Improving cognitive function in adults over age 50
An exciting systematic review with meta-analysis published in February 2018 looked at 39 studies to determine if physical exercise can prevent or delay cognitive decline in individuals aged 50 and older. The researchers found positive evidence that a combination of aerobic and resistance-type exercise of at least moderate intensity on as many days as possible benefits cognitive function.
The promising finding: Exercise sessions that lasted for at least 45 minutes with the participant working at moderate-to-vigorous intensity were associated with significant improvements in brain function regardless of the participant's original cognitive status.
How Big Is Your Hippocampus?
The hippocampus part of your brain is associated with learning, emotion and the forming, storing and organizing of new memories. It's one of the major brain sites of neuroplasticity, a term that refers to your brain's ability to reorganize itself by forming new neural connections. The hippocampus region is sensitive to the effects of physical activity, especially aerobic exercise.
A meta-analysis published in 2018 sought to confirm if aerobic activity could increase the size of the hippocampus region in humans. Researchers reviewed 14 clinical trials that involved brain scans of 737 individuals before and after aerobic exercise programs.
The promising finding: Aerobic exercise had significant positive effects on left hippocampal volume. It helped to prevent the age-related deterioration typically seen in the region and also supported healthy neurons. Not only can regular aerobic exercise promote a healthier brain as you age, researchers believe the findings have strong implications for the prevention of age-related neurodegenerative disorders, such as Alzheimer's disease and dementia.
Exercise's Vital Role in Preventing or Slowing Dementia
The Lancet Commission on dementia calls the disease the greatest global challenge for health and social care in the 21st century. Worldwide, an estimated 50 million people have dementia. This number is expected to triple by 2050. However, dementia is not the inevitable result of aging, and physical exercise is one of the most promising non-pharmacological interventions for managing and preventing the disease.
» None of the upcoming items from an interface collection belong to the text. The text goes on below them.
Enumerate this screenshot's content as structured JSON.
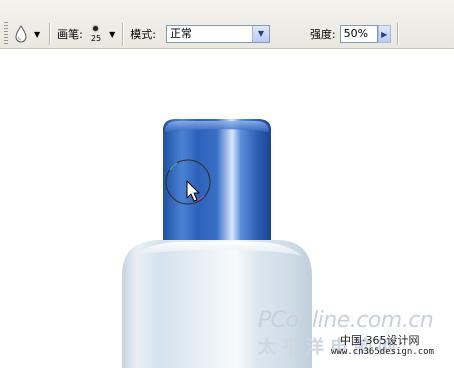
{
  "toolbar": {
    "brush_label": "画笔:",
    "brush_size": "25",
    "mode_label": "模式:",
    "mode_value": "正常",
    "strength_label": "强度:",
    "strength_value": "50%"
  },
  "icons": {
    "tool": "water-drop-icon",
    "tool_arrow": "chevron-down-icon",
    "brush_arrow": "chevron-down-icon",
    "mode_dropdown": "chevron-down-icon",
    "strength_slider": "chevron-right-icon",
    "cursor": "pointer-cursor-icon"
  },
  "canvas": {
    "bottle_cap_color": "#2f62b8",
    "bottle_body_color": "#dde7ef"
  },
  "watermark": {
    "brand": "PConline.com.cn",
    "brand_cn": "太平洋电脑网",
    "site_cn": "中国·365设计网",
    "site_url": "www.cn365design.com"
  }
}
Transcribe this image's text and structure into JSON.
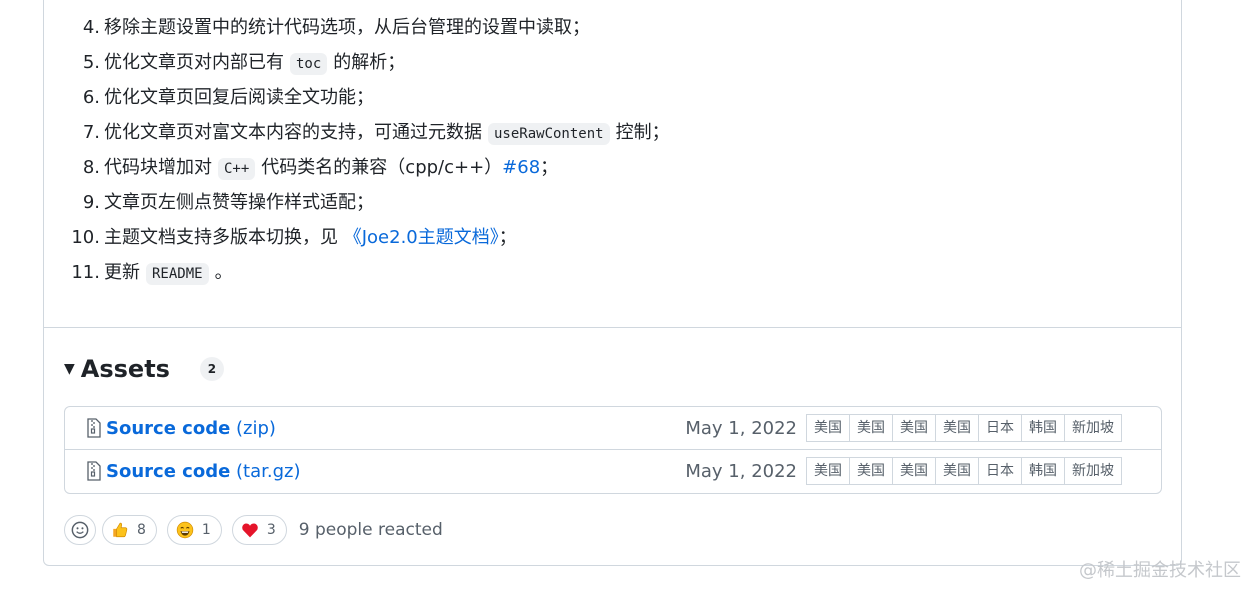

A study published in late 2018 brings hope to those born with a rare genetic mutation that predisposes them to early-onset Alzheimer's disease. Although exercise cannot completely override their genetic makeup, people who exercise for at least 150 minutes per week could potentially delay their dementia onset by up to 15 years.
Another study used the landmark Framingham Heart Study to determine how physical activity affects the size of the brain and a person's risk for developing dementia. The researchers again found that physical activity particularly affected the size of the hippocampus, which is critical for short-term memory.
Even more encouraging, they found an association between low physical activity and a higher risk for dementia in older individuals. Not only can regular physical activity help older adults maintain higher brain volumes, it reduces the risk of dementia.
The really good news? Regular physical activity had the strongest protective effect against dementia in people aged 75 and older. It's never too late to start an exercise program for brain health. Aerobic exercise is one of the few proven methods for maintaining brain volume, functional connectivity and preventing or slowing the onset of Alzheimer's and other forms of dementia.
Brightview Senior Living communities provide residents with regular fitness classes to protect seniors' physical and mental well-being. SPICE in Motion program ensures that each resident can participate in engaging, practical exercises tailored to their needs and abilities. We also provide a collection of Bright Minds community offerings at Brightview that are designed to improve cognitive function of our residents. With Bright Minds, we focus on creating and maintaining healthy lifestyle habits – from increased exercise, social interaction, and healthy eating to decrease bad habits and properly manage chronic health conditions to keep you active, and your brain healthy. Find a community to explore the stimulating activities that can fill your days with friends and fun.